A brisk and lively cinematic Cliff’s Notes of the 2005 nonfiction bestseller that made the lofty promise to reveal “the hidden side of everything,” Freakonomics assigns four segments of the book to an assortment of respected filmmakers, then ties them together with breezy interviews with authors Steven D. Levitt and Stephen J. Dubner.

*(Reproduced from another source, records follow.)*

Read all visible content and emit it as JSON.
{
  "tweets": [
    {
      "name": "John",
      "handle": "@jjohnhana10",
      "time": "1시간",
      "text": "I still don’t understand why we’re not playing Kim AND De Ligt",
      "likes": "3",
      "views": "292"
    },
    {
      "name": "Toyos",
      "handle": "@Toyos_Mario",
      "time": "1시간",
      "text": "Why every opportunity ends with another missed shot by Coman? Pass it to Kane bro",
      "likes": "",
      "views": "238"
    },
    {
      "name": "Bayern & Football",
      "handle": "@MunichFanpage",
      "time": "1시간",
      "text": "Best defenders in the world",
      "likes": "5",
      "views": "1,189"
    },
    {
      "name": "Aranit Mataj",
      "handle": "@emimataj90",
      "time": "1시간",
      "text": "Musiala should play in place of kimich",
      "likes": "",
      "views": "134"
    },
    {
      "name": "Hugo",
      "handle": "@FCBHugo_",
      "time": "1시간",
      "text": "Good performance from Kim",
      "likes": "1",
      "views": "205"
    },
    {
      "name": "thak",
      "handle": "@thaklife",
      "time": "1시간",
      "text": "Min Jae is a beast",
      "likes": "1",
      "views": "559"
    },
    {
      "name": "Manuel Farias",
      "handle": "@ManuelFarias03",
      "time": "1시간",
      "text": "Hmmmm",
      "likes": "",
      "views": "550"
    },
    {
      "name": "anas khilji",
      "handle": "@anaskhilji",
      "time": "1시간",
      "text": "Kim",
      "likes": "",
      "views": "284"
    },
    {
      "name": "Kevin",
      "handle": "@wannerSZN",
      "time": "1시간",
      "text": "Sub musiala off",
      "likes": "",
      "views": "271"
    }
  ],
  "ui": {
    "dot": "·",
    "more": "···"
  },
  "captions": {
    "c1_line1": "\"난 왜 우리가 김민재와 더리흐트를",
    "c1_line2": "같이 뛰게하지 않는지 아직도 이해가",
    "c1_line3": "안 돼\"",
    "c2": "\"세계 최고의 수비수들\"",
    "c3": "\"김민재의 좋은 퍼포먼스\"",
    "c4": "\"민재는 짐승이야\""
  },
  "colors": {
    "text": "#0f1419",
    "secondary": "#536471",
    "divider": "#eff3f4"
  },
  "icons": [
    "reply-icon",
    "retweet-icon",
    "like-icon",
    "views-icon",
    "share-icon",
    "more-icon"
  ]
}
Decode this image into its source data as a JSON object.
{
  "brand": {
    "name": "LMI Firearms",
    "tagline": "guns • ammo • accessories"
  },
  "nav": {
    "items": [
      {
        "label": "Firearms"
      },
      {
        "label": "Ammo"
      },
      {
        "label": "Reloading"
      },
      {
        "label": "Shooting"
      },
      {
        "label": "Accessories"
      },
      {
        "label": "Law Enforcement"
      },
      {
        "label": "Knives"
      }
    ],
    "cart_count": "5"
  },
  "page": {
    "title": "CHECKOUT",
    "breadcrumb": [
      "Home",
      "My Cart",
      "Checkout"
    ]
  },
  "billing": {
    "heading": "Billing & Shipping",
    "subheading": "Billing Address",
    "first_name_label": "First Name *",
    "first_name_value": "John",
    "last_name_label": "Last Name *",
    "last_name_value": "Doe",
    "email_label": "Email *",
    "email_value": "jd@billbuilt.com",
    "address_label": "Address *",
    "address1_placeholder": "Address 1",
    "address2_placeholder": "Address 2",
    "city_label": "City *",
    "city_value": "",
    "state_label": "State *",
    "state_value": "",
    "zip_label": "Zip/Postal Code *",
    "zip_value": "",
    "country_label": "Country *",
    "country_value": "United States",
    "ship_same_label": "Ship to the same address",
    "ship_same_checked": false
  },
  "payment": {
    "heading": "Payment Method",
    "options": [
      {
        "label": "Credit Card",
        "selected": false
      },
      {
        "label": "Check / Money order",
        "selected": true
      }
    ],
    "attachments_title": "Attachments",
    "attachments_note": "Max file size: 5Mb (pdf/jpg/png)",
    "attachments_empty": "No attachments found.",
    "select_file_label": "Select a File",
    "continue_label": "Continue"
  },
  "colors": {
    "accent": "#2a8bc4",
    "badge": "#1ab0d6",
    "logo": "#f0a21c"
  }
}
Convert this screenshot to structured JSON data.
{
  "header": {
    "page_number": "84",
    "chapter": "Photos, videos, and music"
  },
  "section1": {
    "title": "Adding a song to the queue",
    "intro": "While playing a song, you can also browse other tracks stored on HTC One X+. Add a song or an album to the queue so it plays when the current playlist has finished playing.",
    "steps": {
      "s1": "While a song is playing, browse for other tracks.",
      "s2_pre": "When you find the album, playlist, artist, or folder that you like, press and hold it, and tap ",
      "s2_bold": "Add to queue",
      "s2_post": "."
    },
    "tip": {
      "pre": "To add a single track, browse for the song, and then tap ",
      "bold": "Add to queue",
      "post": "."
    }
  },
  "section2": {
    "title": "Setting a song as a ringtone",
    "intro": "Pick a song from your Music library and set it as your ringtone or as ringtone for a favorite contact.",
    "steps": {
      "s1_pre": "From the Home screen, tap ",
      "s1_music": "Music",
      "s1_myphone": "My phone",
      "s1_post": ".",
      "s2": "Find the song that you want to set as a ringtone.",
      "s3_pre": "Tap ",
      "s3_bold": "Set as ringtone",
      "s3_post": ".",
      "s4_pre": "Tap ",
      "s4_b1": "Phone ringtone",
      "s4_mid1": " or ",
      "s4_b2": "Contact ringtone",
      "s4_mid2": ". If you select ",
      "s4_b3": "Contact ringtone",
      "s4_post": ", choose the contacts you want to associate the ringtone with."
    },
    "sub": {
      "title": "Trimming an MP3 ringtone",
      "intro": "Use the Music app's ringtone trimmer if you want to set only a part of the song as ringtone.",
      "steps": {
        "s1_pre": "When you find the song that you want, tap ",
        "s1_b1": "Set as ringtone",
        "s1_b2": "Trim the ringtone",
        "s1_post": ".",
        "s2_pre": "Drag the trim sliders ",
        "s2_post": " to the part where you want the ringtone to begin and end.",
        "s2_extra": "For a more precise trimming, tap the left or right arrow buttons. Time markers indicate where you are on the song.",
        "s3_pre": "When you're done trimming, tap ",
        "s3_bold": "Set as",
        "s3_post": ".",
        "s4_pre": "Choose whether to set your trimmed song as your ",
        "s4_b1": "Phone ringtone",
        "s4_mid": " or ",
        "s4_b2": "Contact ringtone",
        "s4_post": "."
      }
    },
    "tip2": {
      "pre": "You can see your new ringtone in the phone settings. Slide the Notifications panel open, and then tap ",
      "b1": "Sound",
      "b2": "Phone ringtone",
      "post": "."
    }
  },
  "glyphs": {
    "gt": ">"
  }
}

Using the central idea that in order to understand human behavior one needs to focus on causality, Freakonomics casts a spirited net across four unrelated topics, each handled in a distinct cinematic style. In A Roshanda By Any Other Name, director Morgan Spurlock (Super Size Me) asks just how far the name your parents give you at birth determines your social and economic future. In Pure Corruption, Alex Gibney (Taxi to the Dark Side) explores a scandal about possible cheating that swept through the privileged world of Japanese sumo wrestling.
Director Eugene Jarecki (Why We Fight) opts for animation to illustrate It’s Not Always a Wonderful Life, which tries to find a reason for the sharp decline of crime within the United States in the 1990s. The eventual answer – the legalization of abortion in 1973, which resulted in a decrease of unwanted births – is intriguing but begs a deeper, more balanced exploration. In the film’s best segment, Can a Ninth Grader Be Bribed to Succeed?, co-directors Heidi Ewing and Rachel Grady (Jesus Camp) train their cameras on a University of Chicago experiment in which high school students with shaky report cards were offered $50 for every grade of C and above, as well as an opportunity to enter a quarterly lottery for $500. The segment focuses primarily on two boys in the program and ends with contradictory results.
Tying everything together are interview segments with Levitt and Dubner, directed by Seth Gordon (King of Kong), who ramble on about everything from real estate agents to potty training. Freakonomics packs a multitude of subjects into a brief running time, and the tone changes from segment to segment (Spurlock’s light, humorous touch is the complete opposite of Gibney’s investigative approach). But despite being stitched together from so many disparate parts, Freakonomics is, much like the book that spawned it, a breezy entertainment that leaves you with a lot to think about.
Directors: Alex Gibney, Rachel Grady and Heidi Ewing, Seth Gordon, Eugene Jarecki and Morgan Spurlock. Based on the book by Steven D. Levitt and Stephen J. Dubner.
Producers: Dan O’Meara, Chris Romano, Chad Troutwine.
A Magnolia Pictures release. Running time: 93 minutes. Brief vulgar language. Opens Friday Oct. 15 in Miami-Dade only at Coral Gables Art Cinema.